Activity
One line at a time, check the entries below for the word "duration", and copy each line that has it.

---------------

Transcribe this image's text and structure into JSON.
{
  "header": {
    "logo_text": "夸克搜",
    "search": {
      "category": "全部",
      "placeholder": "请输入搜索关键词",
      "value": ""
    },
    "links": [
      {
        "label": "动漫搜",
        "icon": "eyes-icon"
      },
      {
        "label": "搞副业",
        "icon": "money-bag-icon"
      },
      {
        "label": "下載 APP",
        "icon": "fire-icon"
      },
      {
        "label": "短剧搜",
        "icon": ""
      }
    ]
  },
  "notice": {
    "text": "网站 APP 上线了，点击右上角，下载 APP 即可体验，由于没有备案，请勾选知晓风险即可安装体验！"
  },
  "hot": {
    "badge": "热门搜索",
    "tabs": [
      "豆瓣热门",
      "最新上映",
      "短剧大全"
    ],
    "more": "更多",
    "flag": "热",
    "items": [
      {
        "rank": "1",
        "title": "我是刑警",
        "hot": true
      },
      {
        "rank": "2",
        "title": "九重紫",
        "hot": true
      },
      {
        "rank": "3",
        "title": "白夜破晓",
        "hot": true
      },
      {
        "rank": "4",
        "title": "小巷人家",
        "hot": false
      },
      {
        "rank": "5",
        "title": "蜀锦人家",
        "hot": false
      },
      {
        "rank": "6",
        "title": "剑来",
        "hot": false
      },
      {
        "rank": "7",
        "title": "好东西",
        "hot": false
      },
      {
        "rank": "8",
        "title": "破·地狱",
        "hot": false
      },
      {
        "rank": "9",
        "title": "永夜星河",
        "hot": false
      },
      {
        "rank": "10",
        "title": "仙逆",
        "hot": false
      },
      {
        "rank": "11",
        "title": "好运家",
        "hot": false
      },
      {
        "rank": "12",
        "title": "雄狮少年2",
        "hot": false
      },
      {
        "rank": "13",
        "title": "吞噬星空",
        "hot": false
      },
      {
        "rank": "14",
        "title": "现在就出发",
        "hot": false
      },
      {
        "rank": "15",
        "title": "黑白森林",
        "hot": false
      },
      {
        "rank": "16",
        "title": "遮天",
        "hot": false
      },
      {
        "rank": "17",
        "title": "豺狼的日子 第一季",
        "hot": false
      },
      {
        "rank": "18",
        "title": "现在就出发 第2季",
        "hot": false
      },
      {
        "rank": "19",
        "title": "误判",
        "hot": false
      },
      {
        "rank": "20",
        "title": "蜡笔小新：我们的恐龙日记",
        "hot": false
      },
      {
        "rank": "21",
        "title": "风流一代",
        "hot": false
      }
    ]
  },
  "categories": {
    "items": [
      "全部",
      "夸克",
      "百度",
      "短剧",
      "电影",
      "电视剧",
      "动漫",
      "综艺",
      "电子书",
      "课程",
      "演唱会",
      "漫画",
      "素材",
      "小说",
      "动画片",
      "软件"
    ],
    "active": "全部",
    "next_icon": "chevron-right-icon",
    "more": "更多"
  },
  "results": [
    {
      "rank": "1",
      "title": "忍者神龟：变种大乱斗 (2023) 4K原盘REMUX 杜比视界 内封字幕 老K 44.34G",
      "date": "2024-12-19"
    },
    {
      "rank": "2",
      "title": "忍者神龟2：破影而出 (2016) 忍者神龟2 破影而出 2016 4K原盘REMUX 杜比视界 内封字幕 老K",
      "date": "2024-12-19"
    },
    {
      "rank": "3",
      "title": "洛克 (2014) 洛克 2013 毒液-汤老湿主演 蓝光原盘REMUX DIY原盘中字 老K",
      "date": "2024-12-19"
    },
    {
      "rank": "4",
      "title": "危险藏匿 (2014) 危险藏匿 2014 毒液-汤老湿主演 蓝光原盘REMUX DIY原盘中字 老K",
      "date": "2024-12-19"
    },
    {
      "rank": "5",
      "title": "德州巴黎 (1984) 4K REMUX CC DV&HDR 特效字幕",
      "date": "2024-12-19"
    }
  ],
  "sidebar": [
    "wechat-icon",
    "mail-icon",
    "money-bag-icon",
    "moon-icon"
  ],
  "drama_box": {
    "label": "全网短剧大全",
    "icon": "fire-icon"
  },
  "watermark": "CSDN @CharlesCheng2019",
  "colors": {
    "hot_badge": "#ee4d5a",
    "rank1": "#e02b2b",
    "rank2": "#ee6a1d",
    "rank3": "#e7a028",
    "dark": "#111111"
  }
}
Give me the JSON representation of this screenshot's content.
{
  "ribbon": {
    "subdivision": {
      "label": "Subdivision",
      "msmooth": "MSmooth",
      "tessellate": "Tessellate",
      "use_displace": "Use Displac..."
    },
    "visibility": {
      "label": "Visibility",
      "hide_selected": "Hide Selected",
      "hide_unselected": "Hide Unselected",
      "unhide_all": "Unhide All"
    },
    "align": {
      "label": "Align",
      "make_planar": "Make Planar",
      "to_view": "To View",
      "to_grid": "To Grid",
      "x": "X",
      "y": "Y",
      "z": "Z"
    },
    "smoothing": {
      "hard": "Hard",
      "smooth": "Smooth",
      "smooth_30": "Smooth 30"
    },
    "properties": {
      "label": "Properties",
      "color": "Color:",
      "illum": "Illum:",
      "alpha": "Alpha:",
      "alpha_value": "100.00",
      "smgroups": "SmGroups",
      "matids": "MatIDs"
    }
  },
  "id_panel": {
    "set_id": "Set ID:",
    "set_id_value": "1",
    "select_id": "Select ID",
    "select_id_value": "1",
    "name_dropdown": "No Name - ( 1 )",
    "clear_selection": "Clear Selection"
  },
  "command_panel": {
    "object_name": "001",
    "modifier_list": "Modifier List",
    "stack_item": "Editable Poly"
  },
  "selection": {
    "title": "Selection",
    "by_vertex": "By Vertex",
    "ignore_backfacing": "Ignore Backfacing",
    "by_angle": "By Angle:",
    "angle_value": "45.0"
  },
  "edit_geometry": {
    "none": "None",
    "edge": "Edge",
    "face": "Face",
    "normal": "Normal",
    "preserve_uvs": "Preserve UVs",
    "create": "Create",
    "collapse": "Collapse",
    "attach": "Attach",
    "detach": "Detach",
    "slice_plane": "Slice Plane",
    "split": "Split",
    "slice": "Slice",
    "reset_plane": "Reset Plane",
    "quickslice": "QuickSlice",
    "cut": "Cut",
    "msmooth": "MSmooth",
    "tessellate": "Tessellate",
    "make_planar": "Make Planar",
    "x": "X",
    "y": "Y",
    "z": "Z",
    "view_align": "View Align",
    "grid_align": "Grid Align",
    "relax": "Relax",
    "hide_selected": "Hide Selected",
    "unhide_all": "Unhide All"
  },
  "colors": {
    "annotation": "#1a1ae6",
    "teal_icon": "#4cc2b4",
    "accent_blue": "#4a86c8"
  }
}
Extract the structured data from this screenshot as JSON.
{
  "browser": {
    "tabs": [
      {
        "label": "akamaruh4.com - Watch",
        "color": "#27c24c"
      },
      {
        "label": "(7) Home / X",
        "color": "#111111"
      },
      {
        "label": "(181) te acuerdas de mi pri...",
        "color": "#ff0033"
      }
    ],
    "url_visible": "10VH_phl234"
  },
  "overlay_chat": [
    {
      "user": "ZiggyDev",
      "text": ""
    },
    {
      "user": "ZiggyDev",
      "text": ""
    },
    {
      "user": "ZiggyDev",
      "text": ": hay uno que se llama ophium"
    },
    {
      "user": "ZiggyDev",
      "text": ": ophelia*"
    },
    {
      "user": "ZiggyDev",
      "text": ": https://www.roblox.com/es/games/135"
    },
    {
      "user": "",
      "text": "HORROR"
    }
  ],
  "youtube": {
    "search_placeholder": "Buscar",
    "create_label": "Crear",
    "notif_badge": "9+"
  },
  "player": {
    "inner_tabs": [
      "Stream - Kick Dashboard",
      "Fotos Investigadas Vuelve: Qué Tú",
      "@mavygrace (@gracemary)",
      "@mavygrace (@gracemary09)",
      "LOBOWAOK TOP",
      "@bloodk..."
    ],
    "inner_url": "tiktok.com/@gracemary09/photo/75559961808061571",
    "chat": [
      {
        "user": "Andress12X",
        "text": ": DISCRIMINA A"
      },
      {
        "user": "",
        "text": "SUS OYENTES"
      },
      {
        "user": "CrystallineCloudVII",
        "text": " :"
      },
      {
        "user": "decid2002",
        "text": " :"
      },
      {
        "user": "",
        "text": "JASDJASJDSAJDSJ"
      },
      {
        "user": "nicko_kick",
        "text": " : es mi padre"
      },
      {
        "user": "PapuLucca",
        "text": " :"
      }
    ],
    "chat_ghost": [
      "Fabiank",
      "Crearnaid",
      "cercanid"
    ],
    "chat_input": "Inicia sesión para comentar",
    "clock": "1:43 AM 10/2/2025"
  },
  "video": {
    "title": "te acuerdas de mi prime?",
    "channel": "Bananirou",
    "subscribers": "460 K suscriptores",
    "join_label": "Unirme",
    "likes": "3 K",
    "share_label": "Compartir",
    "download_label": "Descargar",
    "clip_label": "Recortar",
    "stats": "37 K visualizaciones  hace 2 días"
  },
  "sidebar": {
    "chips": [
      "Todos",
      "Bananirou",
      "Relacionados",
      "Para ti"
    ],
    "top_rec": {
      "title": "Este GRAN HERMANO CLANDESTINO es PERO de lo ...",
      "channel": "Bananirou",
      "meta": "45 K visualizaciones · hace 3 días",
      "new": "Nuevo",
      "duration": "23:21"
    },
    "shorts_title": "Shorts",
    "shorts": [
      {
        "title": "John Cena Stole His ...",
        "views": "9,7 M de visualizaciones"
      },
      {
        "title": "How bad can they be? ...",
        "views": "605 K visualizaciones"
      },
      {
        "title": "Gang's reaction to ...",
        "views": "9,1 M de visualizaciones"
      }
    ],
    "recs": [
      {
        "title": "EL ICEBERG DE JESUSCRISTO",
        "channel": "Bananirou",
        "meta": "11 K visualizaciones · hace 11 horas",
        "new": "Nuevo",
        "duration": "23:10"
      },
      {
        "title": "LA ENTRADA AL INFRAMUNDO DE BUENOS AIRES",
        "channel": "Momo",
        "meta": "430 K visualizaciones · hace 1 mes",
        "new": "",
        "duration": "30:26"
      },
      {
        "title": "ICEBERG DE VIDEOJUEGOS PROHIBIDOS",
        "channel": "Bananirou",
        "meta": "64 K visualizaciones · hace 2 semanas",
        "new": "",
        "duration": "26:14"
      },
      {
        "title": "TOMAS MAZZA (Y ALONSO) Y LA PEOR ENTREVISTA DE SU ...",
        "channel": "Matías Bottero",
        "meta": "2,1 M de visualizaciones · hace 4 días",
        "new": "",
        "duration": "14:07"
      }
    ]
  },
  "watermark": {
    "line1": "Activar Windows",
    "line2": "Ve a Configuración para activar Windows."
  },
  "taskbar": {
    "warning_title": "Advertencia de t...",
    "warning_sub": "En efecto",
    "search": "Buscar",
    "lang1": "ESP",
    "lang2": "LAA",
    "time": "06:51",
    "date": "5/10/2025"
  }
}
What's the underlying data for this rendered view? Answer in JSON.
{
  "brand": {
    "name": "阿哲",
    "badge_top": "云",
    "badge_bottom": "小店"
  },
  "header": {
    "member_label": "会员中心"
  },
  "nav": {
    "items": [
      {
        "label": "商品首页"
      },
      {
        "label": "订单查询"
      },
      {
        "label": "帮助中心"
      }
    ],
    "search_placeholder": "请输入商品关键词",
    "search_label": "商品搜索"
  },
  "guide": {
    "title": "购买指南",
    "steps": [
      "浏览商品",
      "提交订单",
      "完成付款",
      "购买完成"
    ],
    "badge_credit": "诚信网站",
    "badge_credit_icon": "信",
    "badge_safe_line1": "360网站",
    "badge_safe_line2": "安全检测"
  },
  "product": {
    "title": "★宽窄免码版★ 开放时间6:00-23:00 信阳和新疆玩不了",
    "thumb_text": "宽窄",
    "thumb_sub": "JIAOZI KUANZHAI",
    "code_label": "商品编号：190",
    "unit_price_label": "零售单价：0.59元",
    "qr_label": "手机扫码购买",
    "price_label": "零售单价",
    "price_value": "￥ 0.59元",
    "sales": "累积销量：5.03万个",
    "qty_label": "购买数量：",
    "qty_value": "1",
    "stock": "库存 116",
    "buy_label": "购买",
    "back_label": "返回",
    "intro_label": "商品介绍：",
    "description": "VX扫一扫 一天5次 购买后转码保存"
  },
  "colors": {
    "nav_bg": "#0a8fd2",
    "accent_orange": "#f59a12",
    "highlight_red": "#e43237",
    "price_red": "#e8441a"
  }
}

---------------

Answer to the problem
      "duration": "23:21"
        "duration": "23:10"
        "duration": "30:26"
        "duration": "26:14"
        "duration": "14:07"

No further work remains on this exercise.